** MATERIAL FOR THE TASK follows **

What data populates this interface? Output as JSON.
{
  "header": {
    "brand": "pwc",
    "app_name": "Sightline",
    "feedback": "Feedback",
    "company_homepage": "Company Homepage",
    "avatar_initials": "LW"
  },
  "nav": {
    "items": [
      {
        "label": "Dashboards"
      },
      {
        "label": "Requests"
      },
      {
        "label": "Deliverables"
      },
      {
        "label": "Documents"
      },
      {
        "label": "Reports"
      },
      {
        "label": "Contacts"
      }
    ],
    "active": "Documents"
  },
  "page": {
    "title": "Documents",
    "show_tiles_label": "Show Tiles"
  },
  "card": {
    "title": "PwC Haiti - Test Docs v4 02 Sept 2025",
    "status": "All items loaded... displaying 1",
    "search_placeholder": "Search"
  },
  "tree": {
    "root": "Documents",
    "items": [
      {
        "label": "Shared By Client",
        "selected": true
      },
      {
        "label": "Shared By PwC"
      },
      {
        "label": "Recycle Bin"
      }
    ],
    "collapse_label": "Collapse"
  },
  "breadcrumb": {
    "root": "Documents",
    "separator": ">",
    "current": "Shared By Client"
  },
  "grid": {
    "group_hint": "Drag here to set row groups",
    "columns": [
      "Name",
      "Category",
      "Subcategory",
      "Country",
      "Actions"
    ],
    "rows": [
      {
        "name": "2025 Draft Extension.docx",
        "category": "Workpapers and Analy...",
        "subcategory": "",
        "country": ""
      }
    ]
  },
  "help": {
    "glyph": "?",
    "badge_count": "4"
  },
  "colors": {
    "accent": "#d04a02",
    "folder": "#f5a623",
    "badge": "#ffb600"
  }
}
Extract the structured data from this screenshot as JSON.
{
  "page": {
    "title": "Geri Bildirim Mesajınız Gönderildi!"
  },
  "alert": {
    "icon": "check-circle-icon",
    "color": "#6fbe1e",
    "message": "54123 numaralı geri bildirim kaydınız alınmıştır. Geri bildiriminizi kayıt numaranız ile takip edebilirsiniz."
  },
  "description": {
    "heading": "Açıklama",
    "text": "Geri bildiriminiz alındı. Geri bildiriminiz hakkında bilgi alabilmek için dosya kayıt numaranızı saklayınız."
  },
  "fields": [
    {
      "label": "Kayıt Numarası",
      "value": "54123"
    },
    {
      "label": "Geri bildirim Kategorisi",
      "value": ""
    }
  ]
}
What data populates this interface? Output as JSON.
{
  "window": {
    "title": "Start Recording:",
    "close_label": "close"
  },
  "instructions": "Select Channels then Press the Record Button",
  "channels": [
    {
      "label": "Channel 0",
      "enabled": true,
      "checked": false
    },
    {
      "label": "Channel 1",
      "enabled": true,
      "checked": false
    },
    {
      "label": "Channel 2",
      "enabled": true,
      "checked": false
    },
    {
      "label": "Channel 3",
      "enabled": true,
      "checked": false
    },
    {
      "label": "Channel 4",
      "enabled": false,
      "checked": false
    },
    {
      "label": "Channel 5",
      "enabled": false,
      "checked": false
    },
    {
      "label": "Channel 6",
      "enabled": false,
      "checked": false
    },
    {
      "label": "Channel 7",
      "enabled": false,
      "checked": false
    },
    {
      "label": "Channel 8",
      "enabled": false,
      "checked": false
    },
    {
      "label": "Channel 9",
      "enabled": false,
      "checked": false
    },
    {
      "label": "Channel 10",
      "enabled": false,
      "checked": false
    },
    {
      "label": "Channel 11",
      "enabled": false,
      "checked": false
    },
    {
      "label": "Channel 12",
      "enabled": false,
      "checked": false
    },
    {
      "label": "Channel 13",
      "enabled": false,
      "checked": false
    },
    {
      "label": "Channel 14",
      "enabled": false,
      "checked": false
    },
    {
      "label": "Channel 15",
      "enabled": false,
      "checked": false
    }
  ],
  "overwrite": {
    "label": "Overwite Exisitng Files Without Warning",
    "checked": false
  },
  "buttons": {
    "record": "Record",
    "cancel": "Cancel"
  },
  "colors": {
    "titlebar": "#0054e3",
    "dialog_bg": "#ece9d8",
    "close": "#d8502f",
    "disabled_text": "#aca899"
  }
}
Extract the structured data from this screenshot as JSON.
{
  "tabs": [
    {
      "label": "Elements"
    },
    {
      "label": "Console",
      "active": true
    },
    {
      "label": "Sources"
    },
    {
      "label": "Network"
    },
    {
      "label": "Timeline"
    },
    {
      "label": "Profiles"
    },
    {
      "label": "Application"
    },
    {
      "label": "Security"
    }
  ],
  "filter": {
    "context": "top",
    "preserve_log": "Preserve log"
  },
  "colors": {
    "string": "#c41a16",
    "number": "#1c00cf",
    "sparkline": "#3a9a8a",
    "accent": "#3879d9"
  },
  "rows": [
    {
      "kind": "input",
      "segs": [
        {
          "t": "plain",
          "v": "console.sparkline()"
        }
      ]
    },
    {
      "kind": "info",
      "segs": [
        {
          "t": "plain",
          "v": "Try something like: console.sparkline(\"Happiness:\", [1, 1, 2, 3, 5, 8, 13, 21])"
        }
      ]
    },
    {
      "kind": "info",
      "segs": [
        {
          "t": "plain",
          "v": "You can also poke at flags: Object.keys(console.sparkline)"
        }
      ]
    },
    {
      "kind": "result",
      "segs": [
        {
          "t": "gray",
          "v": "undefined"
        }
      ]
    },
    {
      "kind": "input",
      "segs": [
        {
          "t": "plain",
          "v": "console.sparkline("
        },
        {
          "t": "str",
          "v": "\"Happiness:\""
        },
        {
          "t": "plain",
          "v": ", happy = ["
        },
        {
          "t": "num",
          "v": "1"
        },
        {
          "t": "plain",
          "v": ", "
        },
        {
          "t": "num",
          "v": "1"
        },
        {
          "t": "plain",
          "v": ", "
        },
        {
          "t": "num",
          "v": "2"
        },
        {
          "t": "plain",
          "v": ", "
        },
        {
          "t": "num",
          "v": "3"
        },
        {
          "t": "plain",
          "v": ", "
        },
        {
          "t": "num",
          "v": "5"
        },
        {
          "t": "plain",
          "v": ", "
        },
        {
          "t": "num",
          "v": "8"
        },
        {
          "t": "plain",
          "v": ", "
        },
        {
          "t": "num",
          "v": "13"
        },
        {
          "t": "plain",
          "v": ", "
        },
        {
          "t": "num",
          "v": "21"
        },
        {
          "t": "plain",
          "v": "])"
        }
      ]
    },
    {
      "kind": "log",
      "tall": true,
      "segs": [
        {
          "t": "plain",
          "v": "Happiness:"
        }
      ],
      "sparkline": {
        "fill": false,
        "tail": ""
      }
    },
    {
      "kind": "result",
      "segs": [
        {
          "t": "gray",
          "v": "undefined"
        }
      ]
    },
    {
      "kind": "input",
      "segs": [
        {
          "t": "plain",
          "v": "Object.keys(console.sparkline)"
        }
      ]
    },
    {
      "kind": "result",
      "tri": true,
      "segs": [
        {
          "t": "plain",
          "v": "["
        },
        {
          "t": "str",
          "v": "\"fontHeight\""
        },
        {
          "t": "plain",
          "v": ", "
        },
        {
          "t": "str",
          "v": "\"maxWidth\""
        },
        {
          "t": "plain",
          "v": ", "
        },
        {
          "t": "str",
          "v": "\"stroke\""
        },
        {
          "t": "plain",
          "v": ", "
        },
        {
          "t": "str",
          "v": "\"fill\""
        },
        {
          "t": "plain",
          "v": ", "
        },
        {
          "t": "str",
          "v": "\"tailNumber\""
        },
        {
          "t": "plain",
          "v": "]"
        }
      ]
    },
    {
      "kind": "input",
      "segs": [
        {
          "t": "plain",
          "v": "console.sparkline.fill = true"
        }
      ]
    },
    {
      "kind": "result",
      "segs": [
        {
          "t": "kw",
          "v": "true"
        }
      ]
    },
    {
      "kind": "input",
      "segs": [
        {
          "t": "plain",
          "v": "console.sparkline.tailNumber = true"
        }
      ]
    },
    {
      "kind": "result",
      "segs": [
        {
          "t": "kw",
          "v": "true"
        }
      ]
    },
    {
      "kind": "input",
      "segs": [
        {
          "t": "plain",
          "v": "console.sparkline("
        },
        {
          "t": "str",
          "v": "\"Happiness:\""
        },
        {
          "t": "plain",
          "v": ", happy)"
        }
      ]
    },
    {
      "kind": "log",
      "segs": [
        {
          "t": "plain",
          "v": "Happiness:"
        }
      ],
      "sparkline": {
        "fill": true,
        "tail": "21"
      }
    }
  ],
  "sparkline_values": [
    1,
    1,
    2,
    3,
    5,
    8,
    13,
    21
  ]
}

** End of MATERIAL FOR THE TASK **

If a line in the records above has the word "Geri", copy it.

    "title": "Geri Bildirim Mesajınız Gönderildi!"
    "message": "54123 numaralı geri bildirim kaydınız alınmıştır. Geri bildiriminizi kayıt numaranız ile takip edebilirsiniz."
    "text": "Geri bildiriminiz alındı. Geri bildiriminiz hakkında bilgi alabilmek için dosya kayıt numaranızı saklayınız."
      "label": "Geri bildirim Kategorisi",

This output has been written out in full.